On June 1, 1812, Congress declared war on Britain which started the War of 1812. On September 15, 1812, Bainbridge took command of USS Constitution. On December 29, 1812 under Bainbridge's command, USS Constitution defeated (and ultimately destroyed) HMS Java off the coast of Brazil. The wounded Bainbridge returned to Boston a hero and was made Commandant of the Charlestown Navy Yard again. Bainbridge took the job on the condition that he would be allowed to captain the newest vessel built there- the 74 gun, monolith ship-of-the-line, USS Independence.

It appears as though being a hero gave Bainbridge more clout with the higher-ups. By April, 1813, Bainbridge was able to bother the Navy Department enough where they could see that a wharf was necessary in the Charlestown Navy Yard, provided it cost less than $28,000. Built alongside would be a Navy Store (known in the Navy Yard as Building 5). Despite complaints from his superiors, Bainbridge ignored the price limit and built a wharf to his specifications. Building 5 still stands today, serving as one of Boston National Historical Park's visitor centers.

Recognizing Boston's cold weather, Bainbridge had shiphouses built in the Charlestown Navy Yard and thus allowed the workers to complete vessels without being exposed to the harsh New England elements and extreme weather. Weather frequently prevented exposed workers from getting anything done in the Navy Yard, yet they demanded half-pay for these days (just as they would have received under Nicholson). By building shiphouses to cover the area where ships were being built, workers could complete their task unhindered, and saved the navy money for days when work could not be accomplished.

By the end of Bainbridge's term, the Charlestown Navy Yard had shiphouses and wharfs. The navy was fully in control. Damaged vessels were being repaired and new ones were being built. And while it still had a long way to go, the Charlestown Navy Yard was becoming a functioning navy yard. Bainbridge's lucky streak ran out, however - by the time he captained the USS Independence the War of 1812 had ended.

Bainbridge left, giving the commandant title over to Captain Isaac Hull (who captained the USS Constitution with her victory over the HMS Guerriere). Bainbridge returned briefly in 1823, but only for a year before he was promoted to the Board of Navy Commisioners. It was from this position that Bainbridge retired from Navy life. And while his victories at home in the Charlestown Navy Yard are less glamorous than his victories at sea, they deserve to be remembered.

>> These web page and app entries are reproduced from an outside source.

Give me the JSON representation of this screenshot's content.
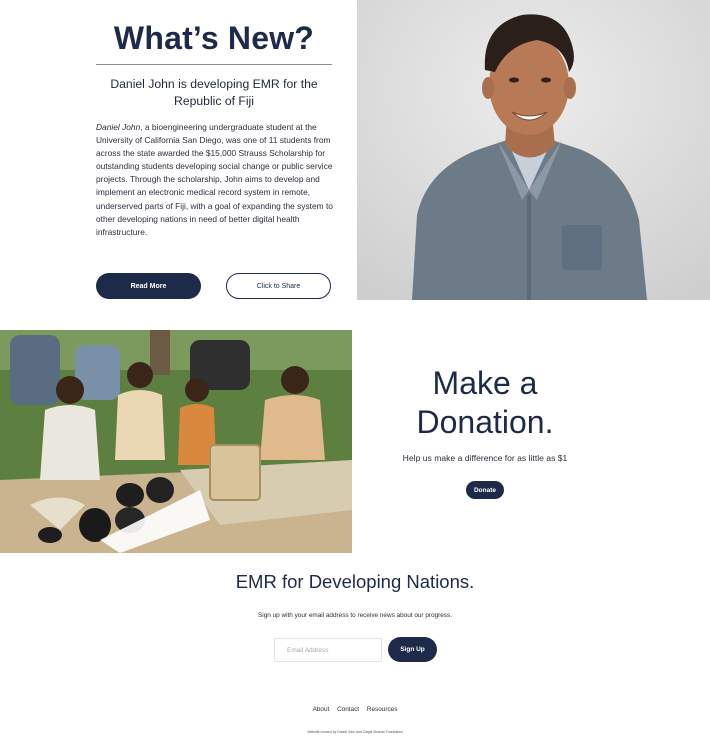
{
  "news": {
    "title": "What’s New?",
    "subhead": "Daniel John is developing EMR for the Republic of Fiji",
    "body_name": "Daniel John",
    "body_text": ", a bioengineering undergraduate student at the University of California San Diego, was one of 11 students from across the state awarded the $15,000 Strauss Scholarship for outstanding students developing social change or public service projects. Through the scholarship, John aims to develop and implement an electronic medical record system in remote, underserved parts of Fiji, with a goal of expanding the system to other developing nations in need of better digital health infrastructure.",
    "read_more_label": "Read More",
    "share_label": "Click to Share"
  },
  "donation": {
    "title_line1": "Make a",
    "title_line2": "Donation.",
    "subtitle": "Help us make a difference for as little as $1",
    "button_label": "Donate"
  },
  "newsletter": {
    "title": "EMR for Developing Nations.",
    "subtitle": "Sign up with your email address to receive news about our progress.",
    "email_placeholder": "Email Address",
    "button_label": "Sign Up"
  },
  "footer": {
    "links": [
      "About",
      "Contact",
      "Resources"
    ],
    "fine_print": "Website created by Daniel John and Cargill Strauss Foundation"
  },
  "colors": {
    "accent": "#1e2a4a",
    "text": "#2a2f3d"
  }
}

Had it not been for Bainbridge's tireless efforts, the Charlestown Navy Yard would never have been able to become one of the most respected yards in the United States.


Bears, Edwin C. Charlestown Navy Yard, 1800-1842. Vol. 1. Boston: National Park Service, October 1984.

Carlson, Stephen P. Charlestown Navy Yard Historic Research Study. Vol. 1. Boston: National Park Service, 2010.

Boston National Historical Park

Last updated: February 12, 2018